\n

In 1961, the Americans established a symbolic military outpost at Steinstücken consisting of three soldiers, choppering in and out of the exclave. A Hubschrauber-Denkmal (‘Helicopter Memorial’) erected in 1976 commemorates this air bridge. This situation was resolved with the exchange of territories between West and East Germany of 1972, establishing a corridor of 100 metres wide and 1,2 km long between Steinstücken and Kohlhasenbrück, in West Berlin. This corridor corresponded with the Bernhard-Beyer-Strasse. Steinstücken was no longer an exclave, and a steady stream of tourists towards the cartographic anomaly ensued. Bus line 118 connected Steinstücken to West Berlin, and water and power could now be derived from West Berlin.

\n

One of Steinstücken’s inhabitants was a farmer who owned several fields in GDR territory. He received permission from the East German authorities to drive his tractor on the Autobahn towards his fields, which also included pastures in the Wüste Mark, another western ‘island’ in the communist ‘sea’; this uninhabited farmland became East German in an exchange of territories in 1988.

\n

The border between Berlin and Potsdam lost its geopolitical significance the year after, when the Berlin Wall fell. German reunification occurred in 1990, but at Steinstücken the border still follows the old pattern, including the Cold War corridor of 1972.

\n

This 1950 map, showing Steinstücken and the Wüste Mark to the east, was found here, at this page, collecting maps and information about West Berlin’s exclaves. The later corridor linking Steinstücken to West Berlin runs along the railway line.

\n

3D printing might save your life one day. It's transforming medicine and health care.

What can 3D printing do for medicine?
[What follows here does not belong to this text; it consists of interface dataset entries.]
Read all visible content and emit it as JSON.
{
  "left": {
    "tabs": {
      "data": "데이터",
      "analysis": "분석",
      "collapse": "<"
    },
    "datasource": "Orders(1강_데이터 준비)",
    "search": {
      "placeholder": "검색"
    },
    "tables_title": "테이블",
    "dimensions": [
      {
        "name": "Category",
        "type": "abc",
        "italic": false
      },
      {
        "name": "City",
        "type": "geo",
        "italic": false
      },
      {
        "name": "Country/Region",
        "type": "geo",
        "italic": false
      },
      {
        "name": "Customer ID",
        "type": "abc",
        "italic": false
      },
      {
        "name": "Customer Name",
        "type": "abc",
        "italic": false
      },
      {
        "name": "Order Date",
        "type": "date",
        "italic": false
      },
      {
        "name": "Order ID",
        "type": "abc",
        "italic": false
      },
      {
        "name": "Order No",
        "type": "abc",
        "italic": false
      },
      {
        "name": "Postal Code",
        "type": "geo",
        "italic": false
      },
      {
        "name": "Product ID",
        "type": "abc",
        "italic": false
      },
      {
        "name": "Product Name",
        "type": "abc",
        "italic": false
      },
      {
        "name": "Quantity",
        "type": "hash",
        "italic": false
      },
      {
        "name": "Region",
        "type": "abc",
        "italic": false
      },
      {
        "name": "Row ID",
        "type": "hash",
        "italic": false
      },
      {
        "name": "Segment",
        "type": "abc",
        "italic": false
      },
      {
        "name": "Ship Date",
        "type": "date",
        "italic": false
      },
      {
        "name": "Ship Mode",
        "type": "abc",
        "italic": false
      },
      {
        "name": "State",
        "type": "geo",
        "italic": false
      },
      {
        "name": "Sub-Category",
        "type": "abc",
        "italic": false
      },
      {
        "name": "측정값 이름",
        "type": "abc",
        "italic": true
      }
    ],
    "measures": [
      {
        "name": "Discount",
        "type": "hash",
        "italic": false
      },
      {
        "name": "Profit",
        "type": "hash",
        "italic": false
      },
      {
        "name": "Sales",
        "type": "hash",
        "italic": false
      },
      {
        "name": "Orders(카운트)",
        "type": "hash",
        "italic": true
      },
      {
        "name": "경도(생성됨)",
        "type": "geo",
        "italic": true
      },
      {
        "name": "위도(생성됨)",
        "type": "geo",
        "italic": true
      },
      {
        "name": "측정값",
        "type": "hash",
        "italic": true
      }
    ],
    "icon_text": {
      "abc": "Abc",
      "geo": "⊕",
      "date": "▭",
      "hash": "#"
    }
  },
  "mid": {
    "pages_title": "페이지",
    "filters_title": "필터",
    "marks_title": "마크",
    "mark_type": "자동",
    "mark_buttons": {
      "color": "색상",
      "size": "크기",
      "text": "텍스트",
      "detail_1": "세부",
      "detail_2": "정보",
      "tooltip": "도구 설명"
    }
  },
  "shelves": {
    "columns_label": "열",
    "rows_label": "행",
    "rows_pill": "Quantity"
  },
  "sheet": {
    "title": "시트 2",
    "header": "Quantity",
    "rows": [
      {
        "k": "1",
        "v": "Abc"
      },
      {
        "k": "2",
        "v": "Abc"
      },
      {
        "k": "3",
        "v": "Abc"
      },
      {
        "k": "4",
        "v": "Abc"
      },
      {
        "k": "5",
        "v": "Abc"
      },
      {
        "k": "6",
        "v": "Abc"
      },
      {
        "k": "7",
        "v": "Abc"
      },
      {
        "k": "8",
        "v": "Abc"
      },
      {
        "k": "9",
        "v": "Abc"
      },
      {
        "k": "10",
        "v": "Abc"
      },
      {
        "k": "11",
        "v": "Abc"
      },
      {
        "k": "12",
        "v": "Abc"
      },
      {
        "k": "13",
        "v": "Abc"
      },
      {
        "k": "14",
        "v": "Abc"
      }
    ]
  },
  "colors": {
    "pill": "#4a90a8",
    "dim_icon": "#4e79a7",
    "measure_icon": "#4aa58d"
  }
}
The "sky is the limit," says Northwell Health researcher Dr. Todd Goldstein.

Northwell Health
Sponsored by Northwell Health
  • Medical professionals are currently using 3D printers to create prosthetics and patient-specific organ models that doctors can use to prepare for surgery.
  • Eventually, scientists hope to print patient-specific organs that can be transplanted safely into the human body.
  • Northwell Health, New York State's largest health care provider, is pioneering 3D printing in medicine in three key ways.
Keep reading Show less
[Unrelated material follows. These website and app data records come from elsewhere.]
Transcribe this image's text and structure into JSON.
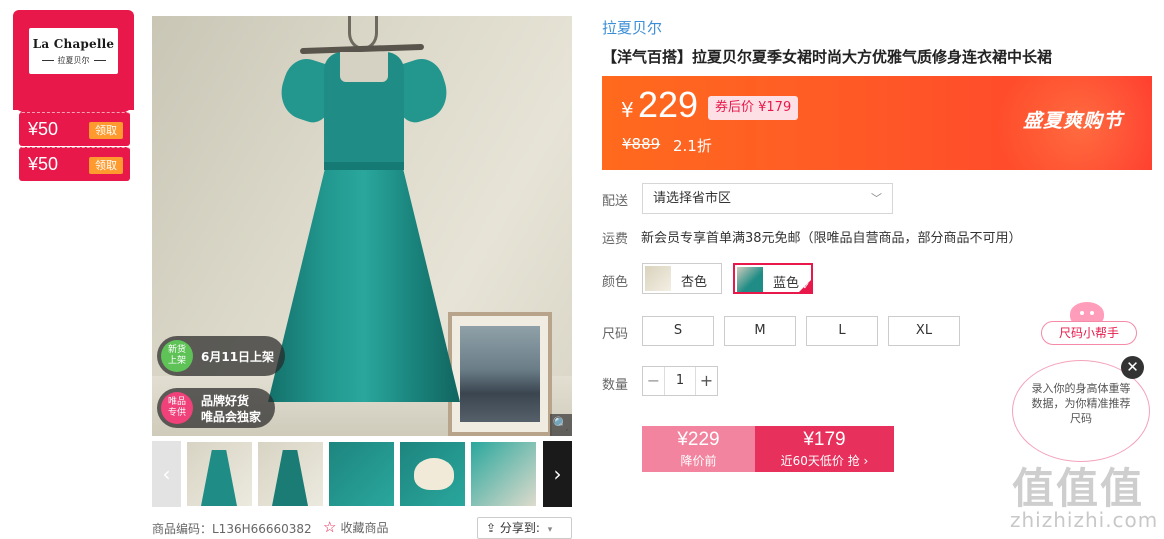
{
  "brand": {
    "logo_text": "La Chapelle",
    "logo_sub": "拉夏贝尔",
    "link": "拉夏贝尔"
  },
  "coupons": [
    {
      "amount": "¥50",
      "action": "领取"
    },
    {
      "amount": "¥50",
      "action": "领取"
    }
  ],
  "gallery": {
    "tags": [
      {
        "badge": "新货\n上架",
        "text": "6月11日上架",
        "badge_color": "#5ec257"
      },
      {
        "badge": "唯品\n专供",
        "text_line1": "品牌好货",
        "text_line2": "唯品会独家",
        "badge_color": "#f0417a"
      }
    ],
    "prev_arrow": "‹",
    "next_arrow": "›",
    "zoom_icon": "🔍"
  },
  "meta": {
    "product_code": "商品编码：L136H66660382",
    "favorite_label": "收藏商品",
    "share_label": "分享到:"
  },
  "product": {
    "title": "【洋气百搭】拉夏贝尔夏季女裙时尚大方优雅气质修身连衣裙中长裙"
  },
  "price": {
    "currency": "¥",
    "current": "229",
    "coupon_price": "券后价 ¥179",
    "original": "¥889",
    "discount": "2.1折",
    "promo": "盛夏爽购节"
  },
  "delivery": {
    "label": "配送",
    "placeholder": "请选择省市区"
  },
  "shipping": {
    "label": "运费",
    "text": "新会员专享首单满38元免邮（限唯品自营商品，部分商品不可用）"
  },
  "colors": {
    "label": "颜色",
    "options": [
      {
        "name": "杏色",
        "selected": false
      },
      {
        "name": "蓝色",
        "selected": true
      }
    ]
  },
  "sizes": {
    "label": "尺码",
    "options": [
      "S",
      "M",
      "L",
      "XL"
    ]
  },
  "quantity": {
    "label": "数量",
    "value": "1",
    "minus": "−",
    "plus": "+"
  },
  "buy": {
    "before_price": "¥229",
    "before_label": "降价前",
    "after_price": "¥179",
    "after_label": "近60天低价 抢 ›"
  },
  "size_helper": {
    "button": "尺码小帮手",
    "bubble": "录入你的身高体重等数据，为你精准推荐尺码",
    "close": "✕"
  },
  "watermark": {
    "main": "值值值",
    "sub": "zhizhizhi.com"
  },
  "colors_theme": {
    "accent": "#e8194a",
    "price_gradient_start": "#ff6a1d",
    "price_gradient_end": "#ff3f2f",
    "link": "#3c8ed6"
  }
}
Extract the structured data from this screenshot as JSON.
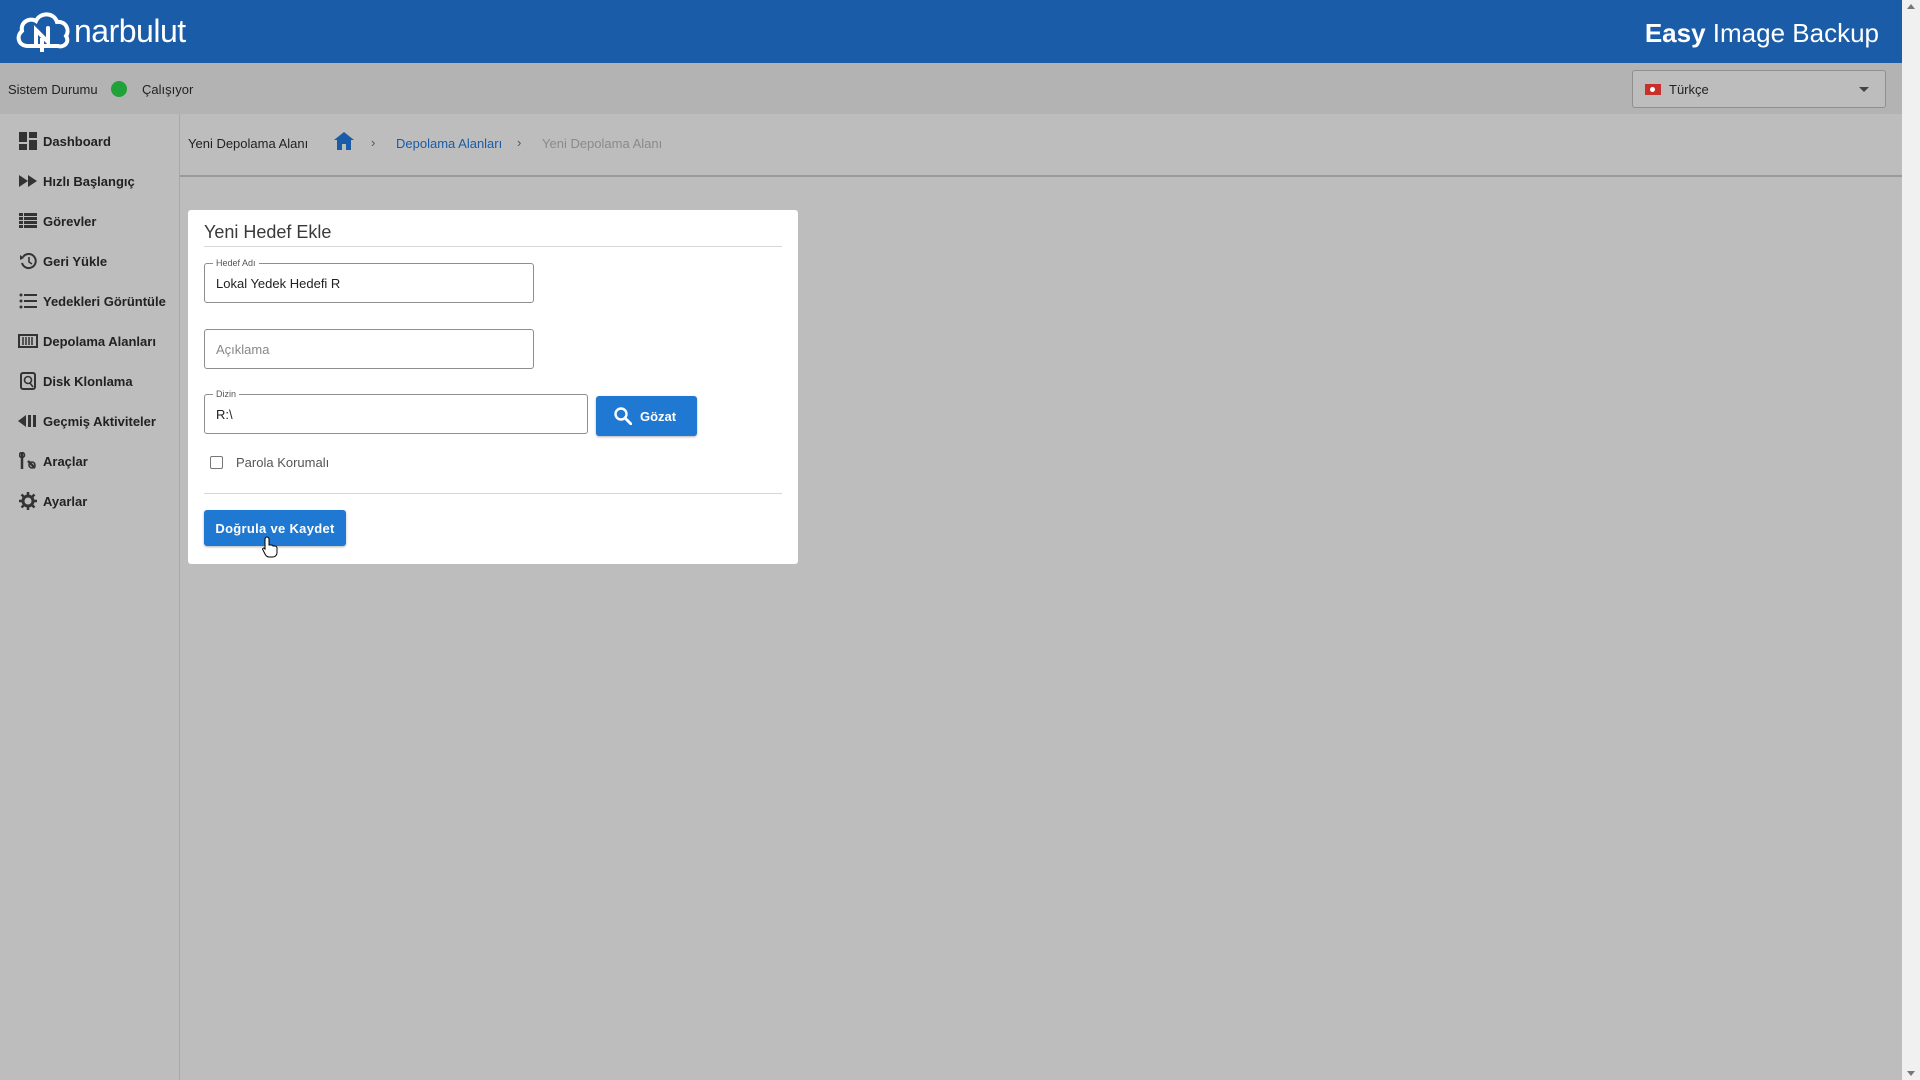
{
  "header": {
    "logo_text": "narbulut",
    "product_bold": "Easy",
    "product_rest": " Image Backup"
  },
  "status": {
    "label": "Sistem Durumu",
    "value": "Çalışıyor",
    "color": "#1fa23a"
  },
  "language": {
    "selected": "Türkçe",
    "flag_icon": "turkey-flag-icon"
  },
  "sidebar": {
    "items": [
      {
        "label": "Dashboard",
        "icon": "dashboard-icon"
      },
      {
        "label": "Hızlı Başlangıç",
        "icon": "fast-forward-icon"
      },
      {
        "label": "Görevler",
        "icon": "list-icon"
      },
      {
        "label": "Geri Yükle",
        "icon": "restore-icon"
      },
      {
        "label": "Yedekleri Görüntüle",
        "icon": "view-list-icon"
      },
      {
        "label": "Depolama Alanları",
        "icon": "storage-icon"
      },
      {
        "label": "Disk Klonlama",
        "icon": "disk-clone-icon"
      },
      {
        "label": "Geçmiş Aktiviteler",
        "icon": "history-icon"
      },
      {
        "label": "Araçlar",
        "icon": "tools-icon"
      },
      {
        "label": "Ayarlar",
        "icon": "gear-icon"
      }
    ]
  },
  "breadcrumb": {
    "title": "Yeni Depolama Alanı",
    "link": "Depolama Alanları",
    "current": "Yeni Depolama Alanı",
    "separator": "›"
  },
  "form": {
    "title": "Yeni Hedef Ekle",
    "name_legend": "Hedef Adı",
    "name_value": "Lokal Yedek Hedefi R",
    "description_placeholder": "Açıklama",
    "dir_legend": "Dizin",
    "dir_value": "R:\\",
    "browse_label": "Gözat",
    "password_label": "Parola Korumalı",
    "save_label": "Doğrula ve Kaydet"
  },
  "colors": {
    "header_bg": "#1a5ca8",
    "primary_button": "#1f78d1",
    "status_ok": "#1fa23a"
  }
}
Why inequality is a ticking time bomb – for poor and rich

Riots may ensue as more poor Americans recognize their "miserable" long-term prospects.

Videos
  • How bad is wealth inequality in the United States? About 1 percent of Americans hold 80 percent of the money.
  • In the United States, the correlation between the income of parents and the income of their children when they grow up is higher than in any other country in the world.
  • One of the big underlying reasons for poverty is receiving a crummy education, which in turn leads to crummy jobs. When people recognize their miserable long-term prospects, they are more likely to partake in riots.

10 new things we’ve learned about death

If you don't want to know anything about your death, consider this your spoiler warning.

Culture & Religion
  • For centuries cultures have personified death to give this terrifying mystery a familiar face.
  • Modern science has demystified death by divulging its biological processes, yet many questions remain.
  • Studying death is not meant to be a morbid reminder of a cruel fate, but a way to improve the lives of the living.
Keep reading Show less

The real numbers behind abortions in the United States

How many abortions are actually performed? Numbers reveal the complexity in the raging debate.

Getty Images.
Politics & Current Affairs
  • The American society is close to split on the legality of abortions.
  • 45,789,558 abortions were carried out in the U.S. between 1970 and 2015.
  • The abortion numbers are at an all-time low now, trending almost half of what they were.
Keep reading Show less